Fermo immagine – day 10
Fists in the pocket and a head that’s bursting. A mouth open to show the teeth, but issuing no sound. The huge family home isolated on the ridge of a hill, surrounded by snow that shows no signs of melting. The house and its stuffy, shut-up smell: the small rooms and the large terrace. And, beyond the courtyard, the road along which one can drive into town…
Like a map, which from the protagonist leads to the world around him, Marco Bellocchio’s film unfurls in our memory. Anyone familiar with his films will recognize Bobbio, the dialect and a few quips – “Va in Trebbia” (go to Trebbia). But rewatching it now, it is Italy that enters the frame in this film, so precisely locatable in terms of history and geography, and so powerful that it leaps out of the era in which it was made.
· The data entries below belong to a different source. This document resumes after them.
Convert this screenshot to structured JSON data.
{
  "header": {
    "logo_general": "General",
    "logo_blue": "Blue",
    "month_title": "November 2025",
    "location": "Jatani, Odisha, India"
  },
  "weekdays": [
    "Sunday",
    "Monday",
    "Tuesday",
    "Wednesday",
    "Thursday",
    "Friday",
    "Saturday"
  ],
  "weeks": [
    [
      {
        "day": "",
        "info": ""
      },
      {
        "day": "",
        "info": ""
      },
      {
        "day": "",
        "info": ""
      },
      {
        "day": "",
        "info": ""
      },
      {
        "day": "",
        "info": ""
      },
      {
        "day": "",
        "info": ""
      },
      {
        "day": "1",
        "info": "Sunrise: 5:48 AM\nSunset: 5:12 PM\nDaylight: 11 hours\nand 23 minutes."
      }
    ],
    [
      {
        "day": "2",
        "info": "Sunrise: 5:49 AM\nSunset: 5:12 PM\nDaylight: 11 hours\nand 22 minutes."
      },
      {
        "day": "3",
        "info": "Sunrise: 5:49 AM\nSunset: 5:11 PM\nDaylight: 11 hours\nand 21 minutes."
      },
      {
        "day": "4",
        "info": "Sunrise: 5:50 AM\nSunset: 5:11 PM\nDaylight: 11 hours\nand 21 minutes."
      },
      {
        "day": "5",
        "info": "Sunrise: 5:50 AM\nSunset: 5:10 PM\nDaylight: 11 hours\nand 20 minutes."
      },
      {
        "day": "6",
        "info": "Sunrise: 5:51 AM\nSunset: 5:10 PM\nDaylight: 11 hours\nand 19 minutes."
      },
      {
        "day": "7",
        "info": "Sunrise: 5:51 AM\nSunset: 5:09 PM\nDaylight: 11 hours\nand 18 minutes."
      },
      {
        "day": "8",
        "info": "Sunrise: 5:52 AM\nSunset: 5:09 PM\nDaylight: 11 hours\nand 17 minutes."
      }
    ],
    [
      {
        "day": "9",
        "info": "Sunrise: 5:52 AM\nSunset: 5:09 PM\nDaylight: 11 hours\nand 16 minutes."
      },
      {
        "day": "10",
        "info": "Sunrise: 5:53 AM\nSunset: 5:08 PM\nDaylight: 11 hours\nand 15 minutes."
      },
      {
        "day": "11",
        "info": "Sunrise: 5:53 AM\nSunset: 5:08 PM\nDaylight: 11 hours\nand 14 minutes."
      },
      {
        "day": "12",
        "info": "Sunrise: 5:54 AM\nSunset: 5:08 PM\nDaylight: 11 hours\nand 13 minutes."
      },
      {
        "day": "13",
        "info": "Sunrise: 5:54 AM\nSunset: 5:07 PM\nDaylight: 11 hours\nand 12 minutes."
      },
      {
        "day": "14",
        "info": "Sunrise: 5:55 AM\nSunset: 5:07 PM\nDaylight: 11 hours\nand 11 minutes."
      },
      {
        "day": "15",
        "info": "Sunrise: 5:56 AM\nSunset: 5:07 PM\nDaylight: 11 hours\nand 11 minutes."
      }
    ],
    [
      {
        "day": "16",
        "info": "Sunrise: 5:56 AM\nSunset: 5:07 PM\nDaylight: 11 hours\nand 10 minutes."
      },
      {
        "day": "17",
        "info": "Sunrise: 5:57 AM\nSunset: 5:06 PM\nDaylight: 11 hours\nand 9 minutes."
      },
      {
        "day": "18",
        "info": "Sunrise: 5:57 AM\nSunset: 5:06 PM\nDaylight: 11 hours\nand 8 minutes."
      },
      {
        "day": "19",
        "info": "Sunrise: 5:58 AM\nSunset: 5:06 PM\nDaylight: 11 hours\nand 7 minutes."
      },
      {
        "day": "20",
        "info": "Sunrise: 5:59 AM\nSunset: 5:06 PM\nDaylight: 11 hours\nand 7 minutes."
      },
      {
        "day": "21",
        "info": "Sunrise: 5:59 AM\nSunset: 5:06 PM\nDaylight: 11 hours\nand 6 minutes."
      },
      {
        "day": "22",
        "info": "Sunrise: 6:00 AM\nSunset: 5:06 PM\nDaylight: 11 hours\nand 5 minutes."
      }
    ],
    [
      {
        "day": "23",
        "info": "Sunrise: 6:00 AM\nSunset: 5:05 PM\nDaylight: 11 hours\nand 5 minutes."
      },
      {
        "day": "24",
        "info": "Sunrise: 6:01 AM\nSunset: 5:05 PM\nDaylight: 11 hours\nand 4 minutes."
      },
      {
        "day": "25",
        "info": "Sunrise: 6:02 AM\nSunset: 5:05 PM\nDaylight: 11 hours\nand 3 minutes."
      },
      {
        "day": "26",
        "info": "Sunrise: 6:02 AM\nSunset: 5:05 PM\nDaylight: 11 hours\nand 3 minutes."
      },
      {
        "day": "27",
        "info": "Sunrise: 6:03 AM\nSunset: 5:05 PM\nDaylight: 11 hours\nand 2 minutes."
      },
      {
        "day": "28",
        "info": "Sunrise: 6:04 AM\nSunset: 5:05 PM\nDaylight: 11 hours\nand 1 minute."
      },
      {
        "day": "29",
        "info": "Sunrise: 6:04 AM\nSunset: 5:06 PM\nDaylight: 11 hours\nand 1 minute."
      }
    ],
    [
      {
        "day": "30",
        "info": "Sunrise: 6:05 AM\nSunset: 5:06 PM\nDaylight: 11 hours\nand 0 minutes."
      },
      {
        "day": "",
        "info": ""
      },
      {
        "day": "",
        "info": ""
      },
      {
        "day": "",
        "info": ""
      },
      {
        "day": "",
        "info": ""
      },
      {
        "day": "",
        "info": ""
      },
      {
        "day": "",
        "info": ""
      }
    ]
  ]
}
An Italy that goes beyond the ’68 revolution because, in the end, Ale is not a revolutionary, but a victim of himself. Like his brother Leone, or his sister Giulia. Or their mother, who sees nothing and understands little. Despite the propensity for irony (certain lines are indomitable – “Vuoi una caramella?”, do you want a sweet?) and a taste for verging on the grotesque, Bellocchio remains a tragic filmmaker because his characters are subject to a fate (the course of history) that overtakes and envelops them.
In this sense, I pugni in tasca (Fists in the Pocket) is a cultural-origin film, a film that already speaks to the relationship between the director and his material. A film to be watched and rewatched, even just to savour the beauty of the sound of the voices and faces speaking different languages.